  1. there were women, just not at the first sitting
  2. The committee at the hearing involved advocating for religious rights.  Why do they consider women more (or less) capable of advocating for rights that affect us all?
  3. what goes around comes around.

If the hearings included no women (even "forgetting the claim is false) - the committee that wrote the thing...

According to the research from Human Life International (HLI), the panel behind Barack Obama's contraception, sterilization, and "morning-after" pill mandate was dominated by pro-abortion organizations.

According to HLA, the members of the panel leading to the Obama mandate included (among other):

Claire Brindis is a member of the Board of Directors of the NARAL Pro-Choice America Foundation, as well as a member of NARAL’s Pro-Choice California “1969 Society,” which has been called by NARAL “a group of our most steadfast and generous donors.”

Angela Diaz is a former board member of “Physicians for Reproductive Choice and Health,” an advocacy group that “work[s] to improve access to comprehensive reproductive health care, including contraception and abortion.”

Paula A. Johnson is the Chairwoman of Planned Parenthood League of Massachusetts...

Magda G. Peck is associated with a host of organizations that advocate for abortion and free access to contraception, and was on the board of directors of Planned Parenthood of Nebraska and Council Bluffs and served as both vice chair and chair of the board.
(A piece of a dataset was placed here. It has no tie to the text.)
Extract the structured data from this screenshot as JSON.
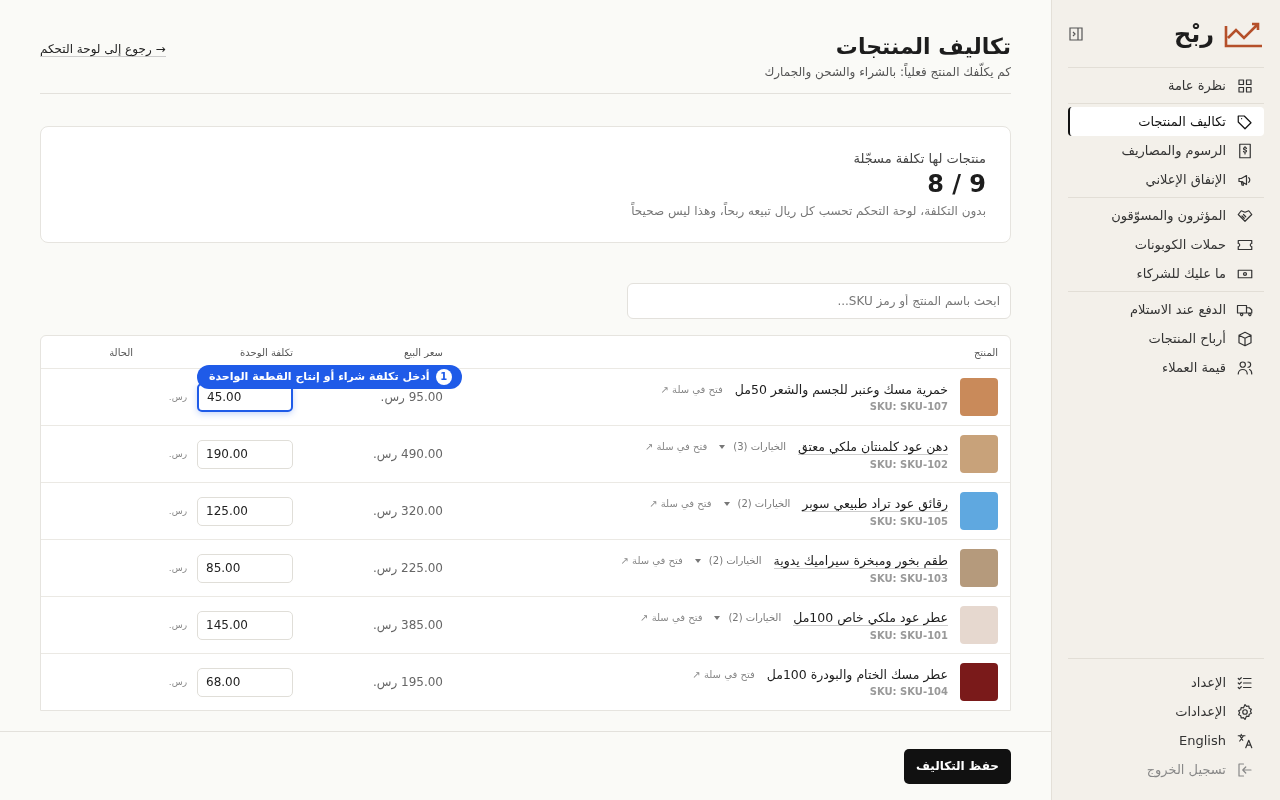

Linda Rosenstock, committee chairwoman, has since October 2004 donated over $40,000 to pro-choice political candidates including Barack Obama, Hillary Clinton, Barbara Boxer, and the Democratic National Committee.

Alina Salganicoff is the Vice President and Director of Women’s Health Policy at the Kaiser Family Foundation, a major proponent of abortion and contraception on demand.

1 Comment

this Resurgence post, "You Are Not Jesus" nails it.

the more I hear fake gospels, the more I long for the real one.

The gospel is the good news that God sent his perfect Son Jesus Christ to live, die, and resurrect on behalf of sinners, to save their souls and reconcile them to God.

As important as it is to do good works, care for the poor, nobody becomes a Christian and enters into eternal life because we gave somebody a sandwich; They get saved because they hear the preaching of the news of Jesus.

I love the way Paul explains it in Titus 2:10-11.  He gives the "law" (to do list) and then gives us the "done list"

"...but showing all good faith, so that in everything they may adorn the doctrine of God our Savior. For the grace of God has appeared, bringing salvation for all people..."

It is because we have Christ, that we do good works.  But our good works are not the good news.